→ **Requirement**: Images excepted, the data below must be repeated exactly.

→ **Given data**:
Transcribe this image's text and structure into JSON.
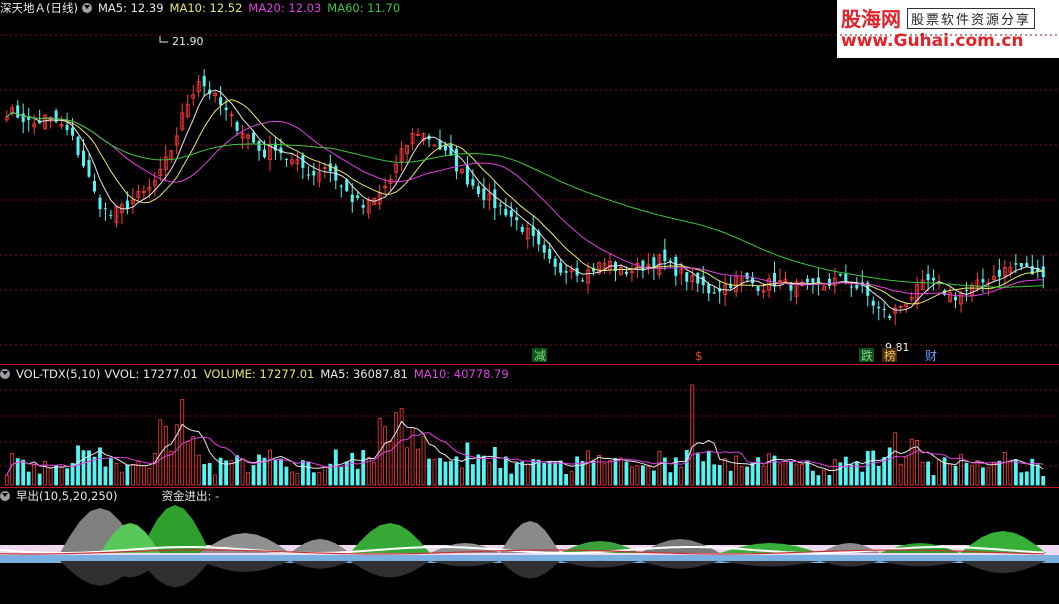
{
  "main_header": {
    "title": "深天地Ａ(日线)",
    "ma5": "MA5: 12.39",
    "ma10": "MA10: 12.52",
    "ma20": "MA20: 12.03",
    "ma60": "MA60: 11.70"
  },
  "vol_header": {
    "title": "VOL-TDX(5,10)",
    "vvol": "VVOL: 17277.01",
    "volume": "VOLUME: 17277.01",
    "ma5": "MA5: 36087.81",
    "ma10": "MA10: 40778.79"
  },
  "ind_header": {
    "title": "早出(10,5,20,250)",
    "capital_flow": "资金进出: -"
  },
  "annotations": {
    "high": "21.90",
    "low": "9.81",
    "marker_jian": "减",
    "marker_dollar": "$",
    "marker_die": "跌",
    "marker_bang": "榜",
    "marker_cai": "财"
  },
  "watermark": {
    "line1": "股海网",
    "line2": "股票软件资源分享",
    "line3": "www.Guhai.com.cn"
  },
  "colors": {
    "up": "#ff3c3c",
    "down": "#54f4f4",
    "ma5": "#e8e8e8",
    "ma10": "#e8e86a",
    "ma20": "#e040e0",
    "ma60": "#3cc83c",
    "grid": "#8a1010"
  },
  "chart_data": {
    "type": "line",
    "title": "深天地Ａ(日线)",
    "series": [
      {
        "name": "MA5",
        "last": 12.39
      },
      {
        "name": "MA10",
        "last": 12.52
      },
      {
        "name": "MA20",
        "last": 12.03
      },
      {
        "name": "MA60",
        "last": 11.7
      }
    ],
    "price_high": 21.9,
    "price_low": 9.81,
    "ylim": [
      9.0,
      23.0
    ],
    "close_path": [
      19.2,
      19.0,
      18.6,
      18.9,
      18.7,
      18.2,
      17.0,
      15.6,
      14.9,
      15.2,
      15.6,
      15.9,
      16.6,
      17.8,
      19.4,
      20.5,
      19.9,
      19.2,
      18.6,
      18.1,
      17.4,
      17.8,
      17.2,
      16.9,
      16.6,
      17.0,
      16.2,
      15.6,
      15.2,
      15.7,
      16.4,
      17.6,
      18.4,
      18.1,
      17.6,
      17.0,
      16.4,
      15.9,
      15.4,
      15.1,
      14.6,
      14.0,
      13.2,
      12.6,
      12.9,
      12.5,
      12.8,
      13.0,
      12.6,
      12.7,
      12.9,
      13.1,
      12.8,
      12.4,
      12.1,
      11.8,
      12.0,
      12.3,
      12.2,
      12.0,
      12.2,
      12.1,
      12.0,
      11.9,
      12.1,
      12.3,
      12.1,
      11.8,
      11.1,
      10.8,
      11.3,
      11.8,
      12.2,
      11.9,
      11.6,
      11.8,
      12.1,
      12.4,
      12.7,
      12.9,
      12.6,
      12.4
    ],
    "volume_ma5_last": 36087.81,
    "volume_ma10_last": 40778.79,
    "volume_last": 17277.01
  }
}
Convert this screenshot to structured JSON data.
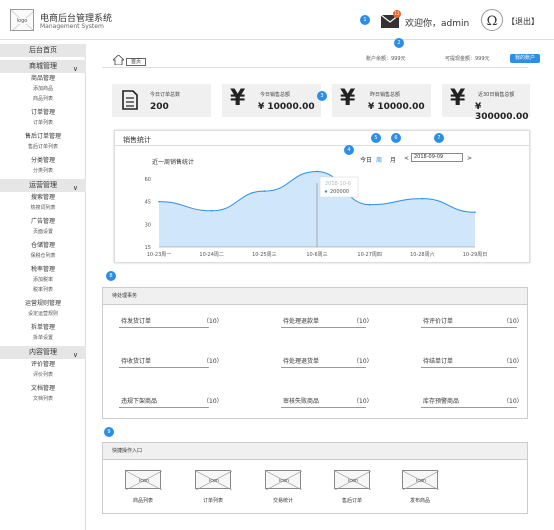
{
  "header": {
    "logo_text": "logo",
    "title": "电商后台管理系统",
    "subtitle": "Management System",
    "badge_count": "12",
    "welcome": "欢迎你，admin",
    "logout": "【退出】"
  },
  "sidebar": {
    "items": [
      {
        "label": "后台首页",
        "type": "head"
      },
      {
        "label": "商城管理",
        "type": "head",
        "chevron": "∨"
      },
      {
        "label": "商品管理",
        "type": "item"
      },
      {
        "label": "添加商品",
        "type": "sub"
      },
      {
        "label": "商品列表",
        "type": "sub"
      },
      {
        "label": "订单管理",
        "type": "item"
      },
      {
        "label": "订单列表",
        "type": "sub"
      },
      {
        "label": "售后订单管理",
        "type": "item"
      },
      {
        "label": "售后订单列表",
        "type": "sub"
      },
      {
        "label": "分类管理",
        "type": "item"
      },
      {
        "label": "分类列表",
        "type": "sub"
      },
      {
        "label": "运营管理",
        "type": "head",
        "chevron": "∨"
      },
      {
        "label": "搜索管理",
        "type": "item"
      },
      {
        "label": "热搜词列表",
        "type": "sub"
      },
      {
        "label": "广告管理",
        "type": "item"
      },
      {
        "label": "页面设置",
        "type": "sub"
      },
      {
        "label": "仓储管理",
        "type": "item"
      },
      {
        "label": "保税仓列表",
        "type": "sub"
      },
      {
        "label": "税率管理",
        "type": "item"
      },
      {
        "label": "添加税率",
        "type": "sub"
      },
      {
        "label": "税率列表",
        "type": "sub"
      },
      {
        "label": "运营规则管理",
        "type": "item"
      },
      {
        "label": "设定运营规则",
        "type": "sub"
      },
      {
        "label": "拆单管理",
        "type": "item"
      },
      {
        "label": "拆单设置",
        "type": "sub"
      },
      {
        "label": "内容管理",
        "type": "head",
        "chevron": "∨"
      },
      {
        "label": "评价管理",
        "type": "item"
      },
      {
        "label": "评价列表",
        "type": "sub"
      },
      {
        "label": "文档管理",
        "type": "item"
      },
      {
        "label": "文档列表",
        "type": "sub"
      }
    ]
  },
  "topbar": {
    "home_tab": "首页",
    "account_balance": "账户余额：999元",
    "withdraw_balance": "可提现金额：999元",
    "my_account_btn": "我的账户"
  },
  "stats": [
    {
      "label": "今日订单总数",
      "value": "200",
      "icon": "document-icon"
    },
    {
      "label": "今日销售总额",
      "value": "¥ 10000.00",
      "icon": "yen-icon"
    },
    {
      "label": "昨日销售总额",
      "value": "¥ 10000.00",
      "icon": "yen-icon"
    },
    {
      "label": "近30日销售总额",
      "value": "¥ 300000.00",
      "icon": "yen-icon"
    }
  ],
  "chart_panel": {
    "title": "销售统计",
    "subtitle": "近一周销售统计",
    "today": "今日",
    "week": "周",
    "month": "月",
    "date_value": "2018-09-09",
    "prev": "<",
    "next": ">"
  },
  "chart_data": {
    "type": "area",
    "x": [
      "10-23周一",
      "10-24周二",
      "10-25周三",
      "10-6周三",
      "10-27周四",
      "10-28周六",
      "10-29周日"
    ],
    "values": [
      45,
      39,
      52,
      65,
      43,
      47,
      38
    ],
    "yticks": [
      15,
      30,
      45,
      60
    ],
    "tooltip_date": "2018-10-6",
    "tooltip_value": "200000",
    "color": "#2b8fe8"
  },
  "todo": {
    "title": "待处理事务",
    "items": [
      {
        "label": "待发货订单",
        "count": "（10）"
      },
      {
        "label": "待处理退款单",
        "count": "（10）"
      },
      {
        "label": "待评价订单",
        "count": "（10）"
      },
      {
        "label": "待收货订单",
        "count": "（10）"
      },
      {
        "label": "待处理退货单",
        "count": "（10）"
      },
      {
        "label": "待结单订单",
        "count": "（10）"
      },
      {
        "label": "违规下架商品",
        "count": "（10）"
      },
      {
        "label": "审核失败商品",
        "count": "（10）"
      },
      {
        "label": "库存预警商品",
        "count": "（10）"
      }
    ]
  },
  "quick": {
    "title": "快捷操作入口",
    "items": [
      {
        "label": "商品列表"
      },
      {
        "label": "订单列表"
      },
      {
        "label": "交易统计"
      },
      {
        "label": "售后订单"
      },
      {
        "label": "发布商品"
      }
    ],
    "icon_text": "icon"
  },
  "pins": [
    "1",
    "2",
    "3",
    "4",
    "5",
    "6",
    "7",
    "8",
    "9"
  ]
}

→ **Output of the task**:
Transcribe this image's text and structure into JSON.
{
  "main_header": {
    "title": "深天地Ａ(日线)",
    "ma5": "MA5: 12.39",
    "ma10": "MA10: 12.52",
    "ma20": "MA20: 12.03",
    "ma60": "MA60: 11.70"
  },
  "vol_header": {
    "title": "VOL-TDX(5,10)",
    "vvol": "VVOL: 17277.01",
    "volume": "VOLUME: 17277.01",
    "ma5": "MA5: 36087.81",
    "ma10": "MA10: 40778.79"
  },
  "ind_header": {
    "title": "早出(10,5,20,250)",
    "capital_flow": "资金进出: -"
  },
  "annotations": {
    "high": "21.90",
    "low": "9.81",
    "marker_jian": "减",
    "marker_dollar": "$",
    "marker_die": "跌",
    "marker_bang": "榜",
    "marker_cai": "财"
  },
  "watermark": {
    "line1": "股海网",
    "line2": "股票软件资源分享",
    "line3": "www.Guhai.com.cn"
  },
  "colors": {
    "up": "#ff3c3c",
    "down": "#54f4f4",
    "ma5": "#e8e8e8",
    "ma10": "#e8e86a",
    "ma20": "#e040e0",
    "ma60": "#3cc83c",
    "grid": "#8a1010"
  },
  "chart_data": {
    "type": "line",
    "title": "深天地Ａ(日线)",
    "series": [
      {
        "name": "MA5",
        "last": 12.39
      },
      {
        "name": "MA10",
        "last": 12.52
      },
      {
        "name": "MA20",
        "last": 12.03
      },
      {
        "name": "MA60",
        "last": 11.7
      }
    ],
    "price_high": 21.9,
    "price_low": 9.81,
    "ylim": [
      9.0,
      23.0
    ],
    "close_path": [
      19.2,
      19.0,
      18.6,
      18.9,
      18.7,
      18.2,
      17.0,
      15.6,
      14.9,
      15.2,
      15.6,
      15.9,
      16.6,
      17.8,
      19.4,
      20.5,
      19.9,
      19.2,
      18.6,
      18.1,
      17.4,
      17.8,
      17.2,
      16.9,
      16.6,
      17.0,
      16.2,
      15.6,
      15.2,
      15.7,
      16.4,
      17.6,
      18.4,
      18.1,
      17.6,
      17.0,
      16.4,
      15.9,
      15.4,
      15.1,
      14.6,
      14.0,
      13.2,
      12.6,
      12.9,
      12.5,
      12.8,
      13.0,
      12.6,
      12.7,
      12.9,
      13.1,
      12.8,
      12.4,
      12.1,
      11.8,
      12.0,
      12.3,
      12.2,
      12.0,
      12.2,
      12.1,
      12.0,
      11.9,
      12.1,
      12.3,
      12.1,
      11.8,
      11.1,
      10.8,
      11.3,
      11.8,
      12.2,
      11.9,
      11.6,
      11.8,
      12.1,
      12.4,
      12.7,
      12.9,
      12.6,
      12.4
    ],
    "volume_ma5_last": 36087.81,
    "volume_ma10_last": 40778.79,
    "volume_last": 17277.01
  }
}
Convert this screenshot to structured JSON data.
{
  "header": {
    "logo_text": "logo",
    "title": "电商后台管理系统",
    "subtitle": "Management System",
    "badge_count": "12",
    "welcome": "欢迎你，admin",
    "logout": "【退出】"
  },
  "sidebar": {
    "items": [
      {
        "label": "后台首页",
        "type": "head"
      },
      {
        "label": "商城管理",
        "type": "head",
        "chevron": "∨"
      },
      {
        "label": "商品管理",
        "type": "item"
      },
      {
        "label": "添加商品",
        "type": "sub"
      },
      {
        "label": "商品列表",
        "type": "sub"
      },
      {
        "label": "订单管理",
        "type": "item"
      },
      {
        "label": "订单列表",
        "type": "sub"
      },
      {
        "label": "售后订单管理",
        "type": "item"
      },
      {
        "label": "售后订单列表",
        "type": "sub"
      },
      {
        "label": "分类管理",
        "type": "item"
      },
      {
        "label": "分类列表",
        "type": "sub"
      },
      {
        "label": "运营管理",
        "type": "head",
        "chevron": "∨"
      },
      {
        "label": "搜索管理",
        "type": "item"
      },
      {
        "label": "热搜词列表",
        "type": "sub"
      },
      {
        "label": "广告管理",
        "type": "item"
      },
      {
        "label": "页面设置",
        "type": "sub"
      },
      {
        "label": "仓储管理",
        "type": "item"
      },
      {
        "label": "保税仓列表",
        "type": "sub"
      },
      {
        "label": "税率管理",
        "type": "item"
      },
      {
        "label": "添加税率",
        "type": "sub"
      },
      {
        "label": "税率列表",
        "type": "sub"
      },
      {
        "label": "运营规则管理",
        "type": "item"
      },
      {
        "label": "设定运营规则",
        "type": "sub"
      },
      {
        "label": "拆单管理",
        "type": "item"
      },
      {
        "label": "拆单设置",
        "type": "sub"
      },
      {
        "label": "内容管理",
        "type": "head",
        "chevron": "∨"
      },
      {
        "label": "评价管理",
        "type": "item"
      },
      {
        "label": "评价列表",
        "type": "sub"
      },
      {
        "label": "文档管理",
        "type": "item"
      },
      {
        "label": "文档列表",
        "type": "sub"
      }
    ]
  },
  "topbar": {
    "home_tab": "首页",
    "account_balance": "账户余额：999元",
    "withdraw_balance": "可提现金额：999元",
    "my_account_btn": "我的账户"
  },
  "stats": [
    {
      "label": "今日订单总数",
      "value": "200",
      "icon": "document-icon"
    },
    {
      "label": "今日销售总额",
      "value": "¥ 10000.00",
      "icon": "yen-icon"
    },
    {
      "label": "昨日销售总额",
      "value": "¥ 10000.00",
      "icon": "yen-icon"
    },
    {
      "label": "近30日销售总额",
      "value": "¥ 300000.00",
      "icon": "yen-icon"
    }
  ],
  "chart_panel": {
    "title": "销售统计",
    "subtitle": "近一周销售统计",
    "today": "今日",
    "week": "周",
    "month": "月",
    "date_value": "2018-09-09",
    "prev": "<",
    "next": ">"
  },
  "chart_data": {
    "type": "area",
    "x": [
      "10-23周一",
      "10-24周二",
      "10-25周三",
      "10-6周三",
      "10-27周四",
      "10-28周六",
      "10-29周日"
    ],
    "values": [
      45,
      39,
      52,
      65,
      43,
      47,
      38
    ],
    "yticks": [
      15,
      30,
      45,
      60
    ],
    "tooltip_date": "2018-10-6",
    "tooltip_value": "200000",
    "color": "#2b8fe8"
  },
  "todo": {
    "title": "待处理事务",
    "items": [
      {
        "label": "待发货订单",
        "count": "（10）"
      },
      {
        "label": "待处理退款单",
        "count": "（10）"
      },
      {
        "label": "待评价订单",
        "count": "（10）"
      },
      {
        "label": "待收货订单",
        "count": "（10）"
      },
      {
        "label": "待处理退货单",
        "count": "（10）"
      },
      {
        "label": "待结单订单",
        "count": "（10）"
      },
      {
        "label": "违规下架商品",
        "count": "（10）"
      },
      {
        "label": "审核失败商品",
        "count": "（10）"
      },
      {
        "label": "库存预警商品",
        "count": "（10）"
      }
    ]
  },
  "quick": {
    "title": "快捷操作入口",
    "items": [
      {
        "label": "商品列表"
      },
      {
        "label": "订单列表"
      },
      {
        "label": "交易统计"
      },
      {
        "label": "售后订单"
      },
      {
        "label": "发布商品"
      }
    ],
    "icon_text": "icon"
  },
  "pins": [
    "1",
    "2",
    "3",
    "4",
    "5",
    "6",
    "7",
    "8",
    "9"
  ]
}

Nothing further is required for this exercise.